I shared this Chinese allegory with a friend in a comment on one of my posts, and I thought I’d share it as a post, because this tale made all the difference to my thinking at a time when I really needed it.
I was one of those people who came to suspect that somehow karma had it in for me. Maybe I’d been a very bad person in a previous life and this was accumulated bad karma asking for its dues or maybe… I’m just lucky where bad luck is concerned. Whatever the case, I was wallowing in a mire of mud of depression and feeling hard done by by life’s challenges.
Then I happened upon this allegory in a book, now available freely on the internet:
There once was an old man who lived with his only son at the border of the state. They liked horses and often let them graze freely. One time a servant reported to the old man, “A horse is missing! It went into the neighboring state.”
His friends felt sorry for him, but the old man was not bothered at all by the loss. In fact, he said: “Who knows! The loss may bring us good fortune!”
A few months later, a weird thing happened. Not only did the missing horse return home safely, it also brought back with it a fine horse from the neighboring state.
When his friends heard the news, they congratulated the old man on his good luck. But the old man said, “Who knows! This may bring us ill fortune!”
One day, when the old man’s son was riding the fine horse, he fell off it, broke his leg very badly and became crippled. Many friends came to comfort the old man, but the old man was not disturbed by the accident in the least. “Who knows! This may bring us good fortune after all!” he said.

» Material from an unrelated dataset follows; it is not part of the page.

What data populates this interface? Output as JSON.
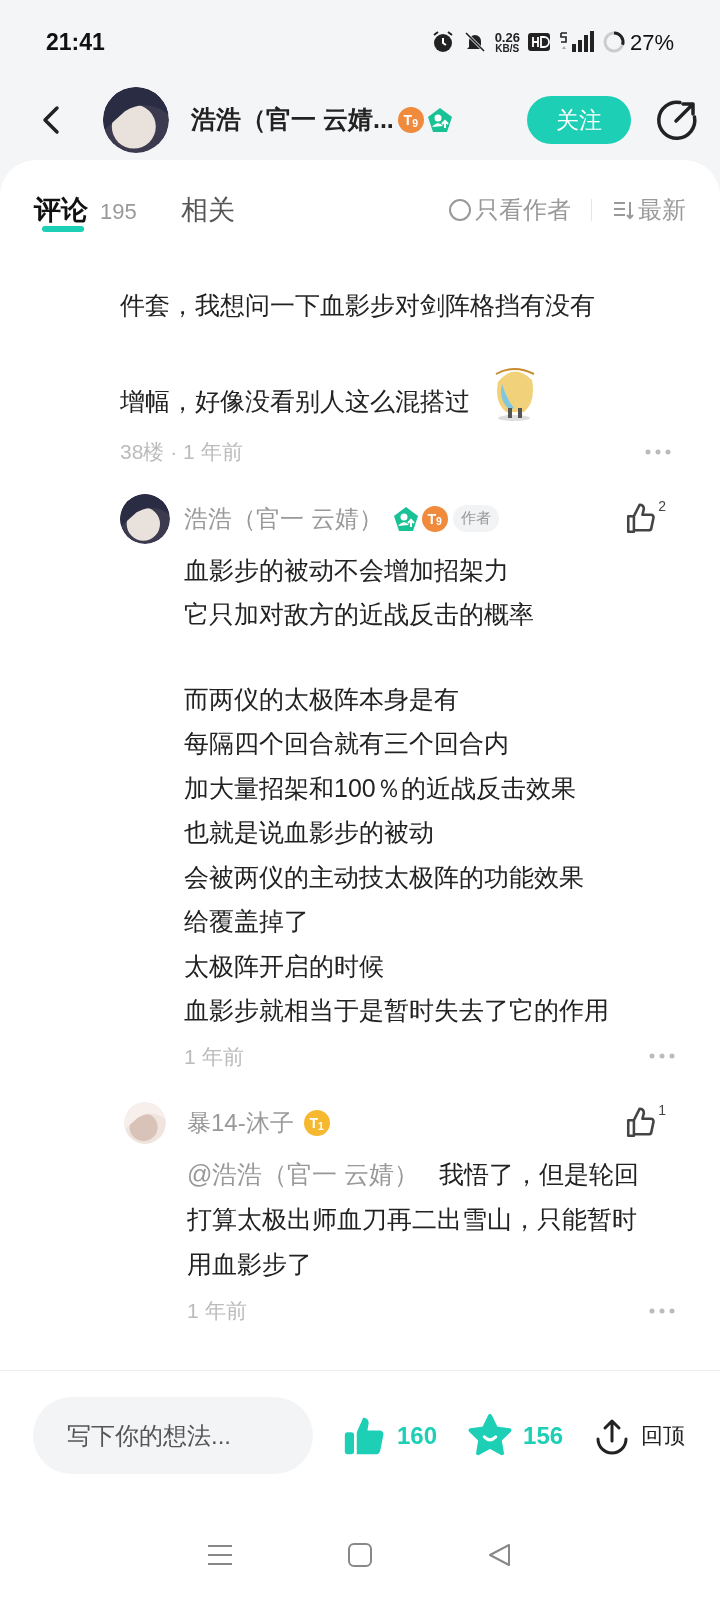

A year later, the neighboring state sent troops across the border. All young and strong men were drafted to join the fight, and most of them got killed. The old man’s son however was not drafted because he was crippled – and so his life was spared.

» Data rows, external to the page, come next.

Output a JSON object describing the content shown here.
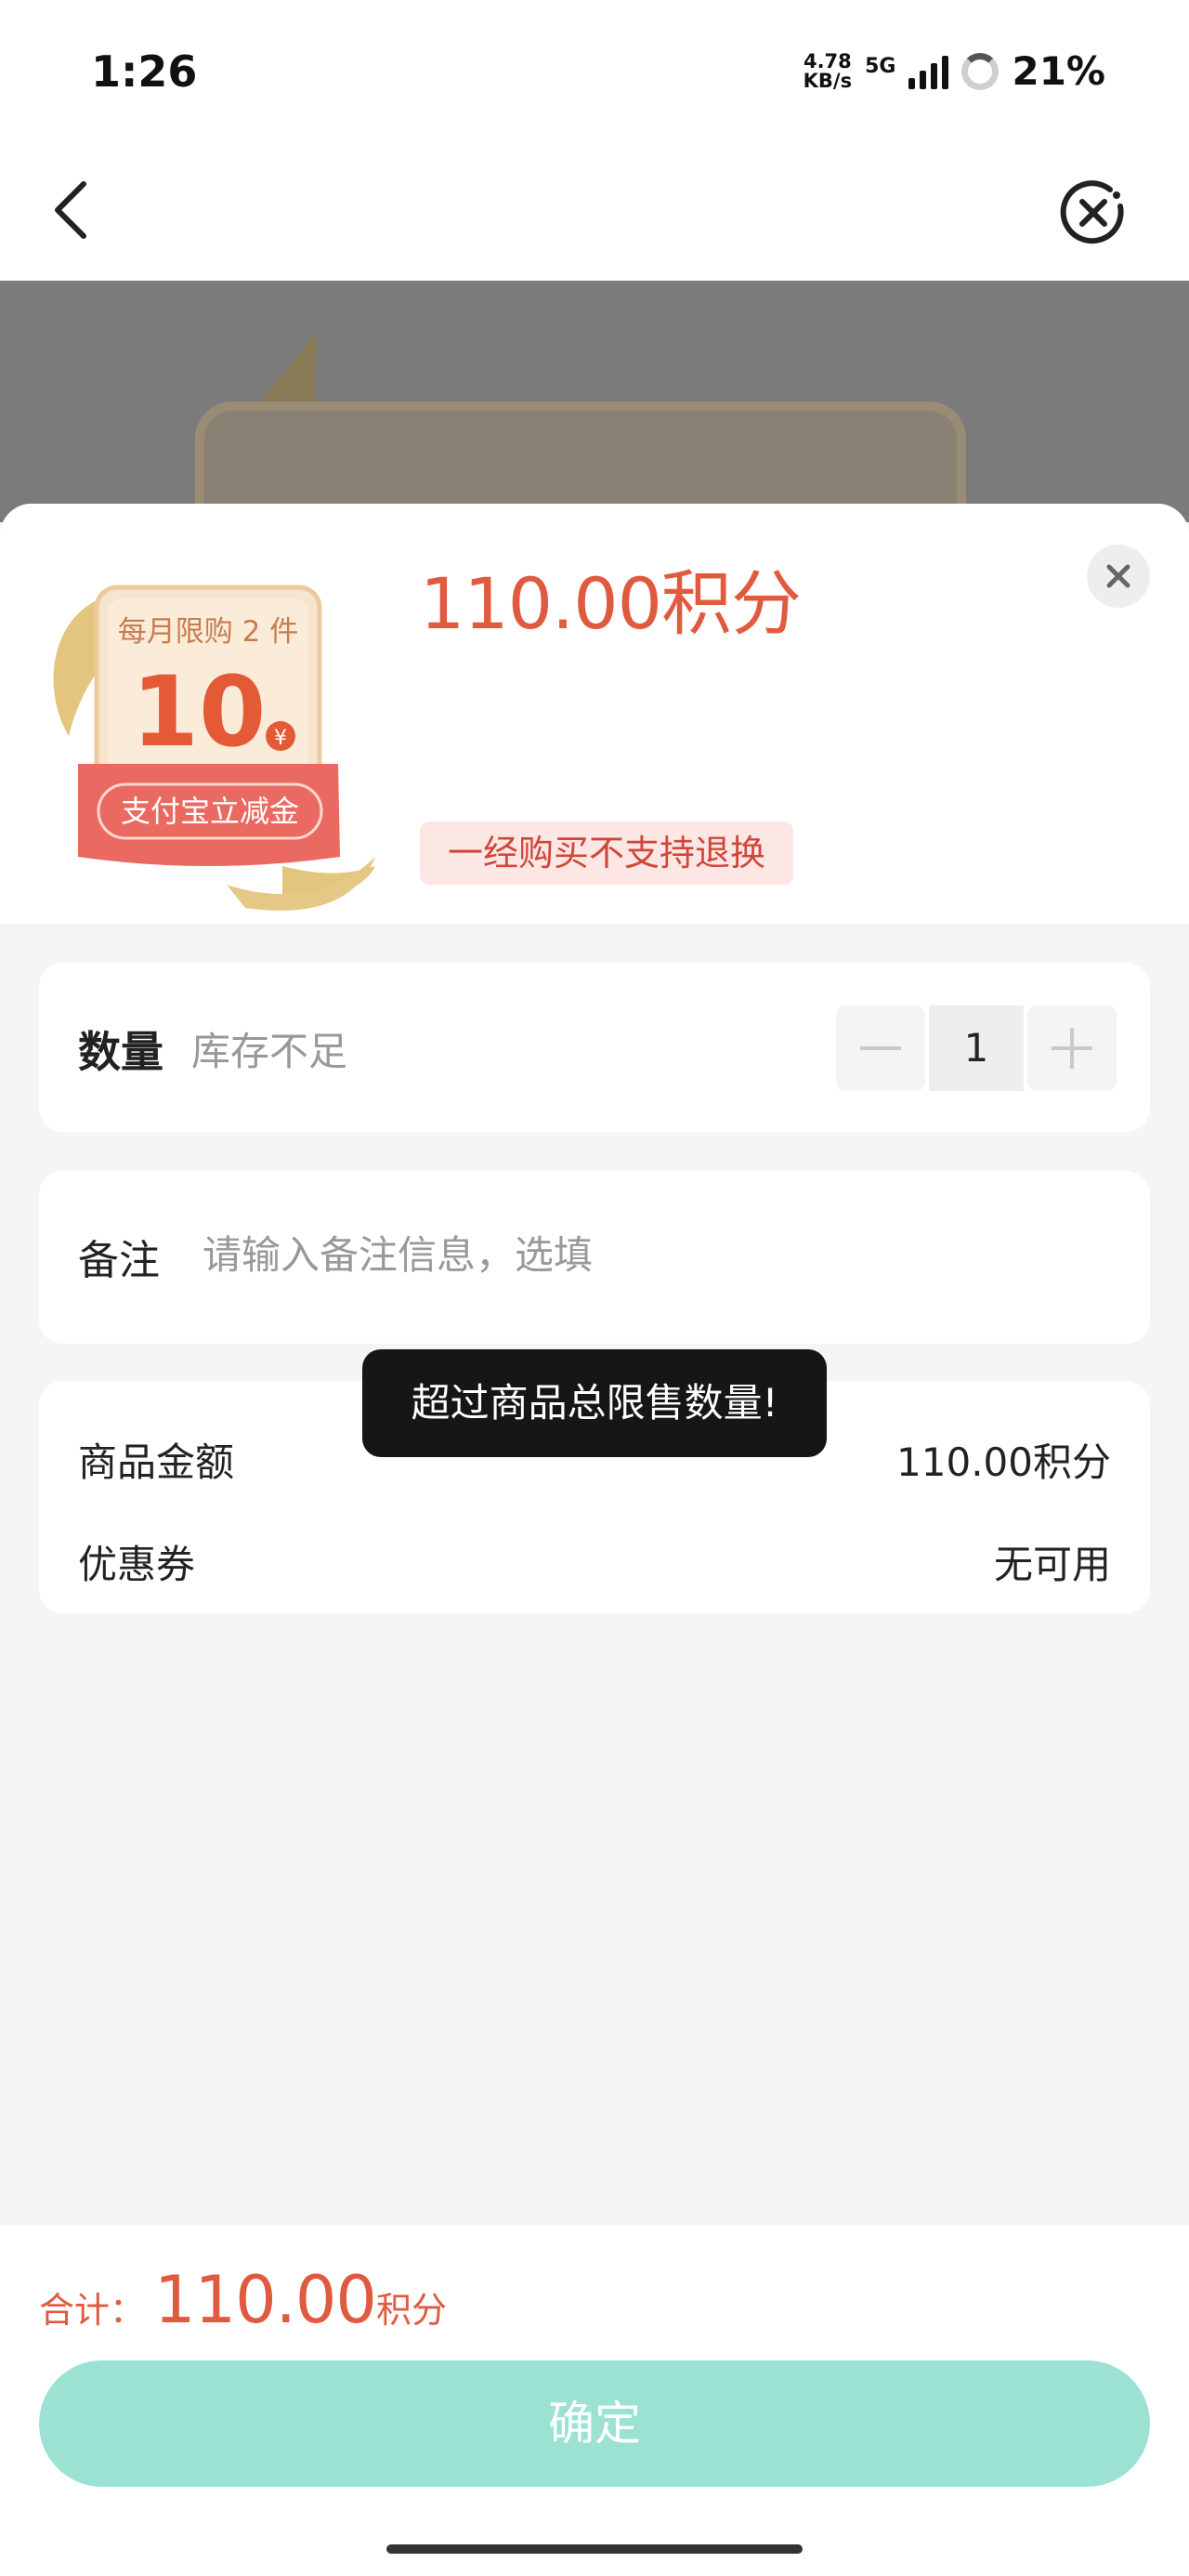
{
  "status_bar": {
    "time": "1:26",
    "net_speed_value": "4.78",
    "net_speed_unit": "KB/s",
    "network": "5G",
    "battery": "21%"
  },
  "nav": {
    "back_icon": "chevron-left-icon",
    "close_icon": "circle-x-icon"
  },
  "product": {
    "badge_top": "每月限购 2 件",
    "badge_value": "10",
    "badge_currency": "¥",
    "badge_bottom": "支付宝立减金",
    "price": "110.00积分",
    "refund_notice": "一经购买不支持退换"
  },
  "quantity": {
    "label": "数量",
    "stock_status": "库存不足",
    "value": "1"
  },
  "note": {
    "label": "备注",
    "placeholder": "请输入备注信息，选填",
    "value": ""
  },
  "summary": {
    "product_amount_label": "商品金额",
    "product_amount_value": "110.00积分",
    "coupon_label": "优惠券",
    "coupon_value": "无可用"
  },
  "toast": {
    "message": "超过商品总限售数量!"
  },
  "footer": {
    "total_label": "合计：",
    "total_value": "110.00",
    "total_unit": "积分",
    "confirm_label": "确定"
  },
  "colors": {
    "accent": "#e05a40",
    "confirm_button": "#9be2d3",
    "toast_bg": "#161616"
  }
}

I don’t know what it was, other than the brilliant logic of it, which changed my perspective. Suddenly I saw the good in the bad… and the bad in the good, and realised that nothing was black or white… that black had white in it and white had black in it and bad had good in it and good had bad in it… and the hues between the two extremes opened up to me. The Yin Yang symbol suddenly made sense!
I’m a pessimistic optimist and an optimistic pessimist, and the twain meet for tea and cookies regularly.

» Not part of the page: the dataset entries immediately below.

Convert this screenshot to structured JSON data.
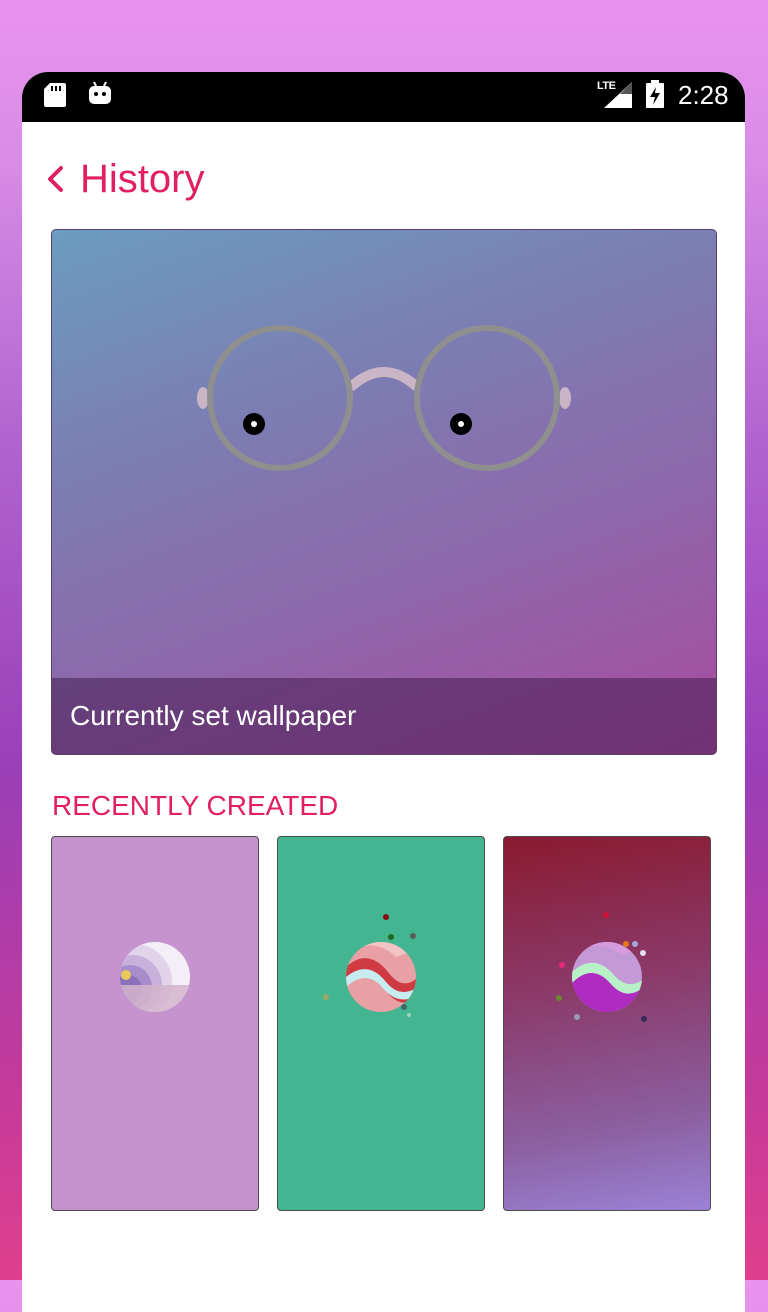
{
  "status_bar": {
    "network": "LTE",
    "time": "2:28"
  },
  "header": {
    "title": "History"
  },
  "current": {
    "caption": "Currently set wallpaper"
  },
  "recent": {
    "label": "RECENTLY CREATED",
    "items": [
      {
        "background": "#c593cd"
      },
      {
        "background": "#43b591"
      },
      {
        "background": "#8a1a30"
      }
    ]
  },
  "colors": {
    "accent": "#e0205f"
  }
}
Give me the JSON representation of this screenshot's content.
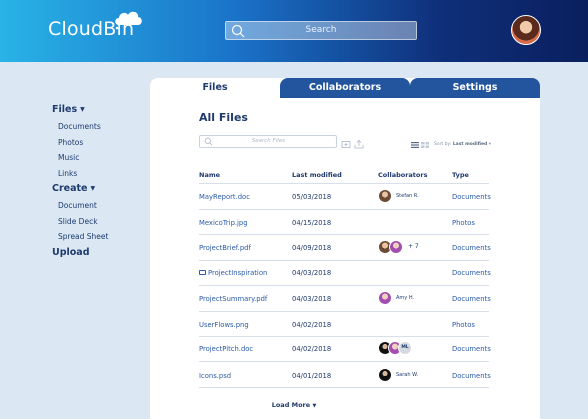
{
  "app": {
    "name": "CloudBin"
  },
  "search": {
    "placeholder": "Search"
  },
  "tabs": [
    {
      "label": "Files"
    },
    {
      "label": "Collaborators"
    },
    {
      "label": "Settings"
    }
  ],
  "sidebar": {
    "files": {
      "label": "Files",
      "items": [
        "Documents",
        "Photos",
        "Music",
        "Links"
      ]
    },
    "create": {
      "label": "Create",
      "items": [
        "Document",
        "Slide Deck",
        "Spread Sheet"
      ]
    },
    "upload": {
      "label": "Upload"
    }
  },
  "main": {
    "title": "All Files",
    "search_placeholder": "Search Files",
    "sort_prefix": "Sort by:",
    "sort_value": "Last modified"
  },
  "table": {
    "headers": {
      "name": "Name",
      "modified": "Last modified",
      "collaborators": "Collaborators",
      "type": "Type"
    },
    "rows": [
      {
        "name": "MayReport.doc",
        "date": "05/03/2018",
        "collab_label": "Stefan R.",
        "type": "Documents"
      },
      {
        "name": "MexicoTrip.jpg",
        "date": "04/15/2018",
        "collab_label": "",
        "type": "Photos"
      },
      {
        "name": "ProjectBrief.pdf",
        "date": "04/09/2018",
        "collab_label": "+ 7",
        "type": "Documents"
      },
      {
        "name": "ProjectInspiration",
        "date": "04/03/2018",
        "collab_label": "",
        "type": "Documents",
        "folder": true
      },
      {
        "name": "ProjectSummary.pdf",
        "date": "04/03/2018",
        "collab_label": "Amy H.",
        "type": "Documents"
      },
      {
        "name": "UserFlows.png",
        "date": "04/02/2018",
        "collab_label": "",
        "type": "Photos"
      },
      {
        "name": "ProjectPitch.doc",
        "date": "04/02/2018",
        "collab_label": "",
        "collab_badge": "ML",
        "type": "Documents"
      },
      {
        "name": "Icons.psd",
        "date": "04/01/2018",
        "collab_label": "Sarah W.",
        "type": "Documents"
      }
    ]
  },
  "load_more": "Load More",
  "colors": {
    "accent": "#22559e",
    "text": "#1e3a6e",
    "link": "#2a5aa8",
    "background": "#dbe8f4"
  }
}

One of my best thinking and re-thinking my thinking moments ever!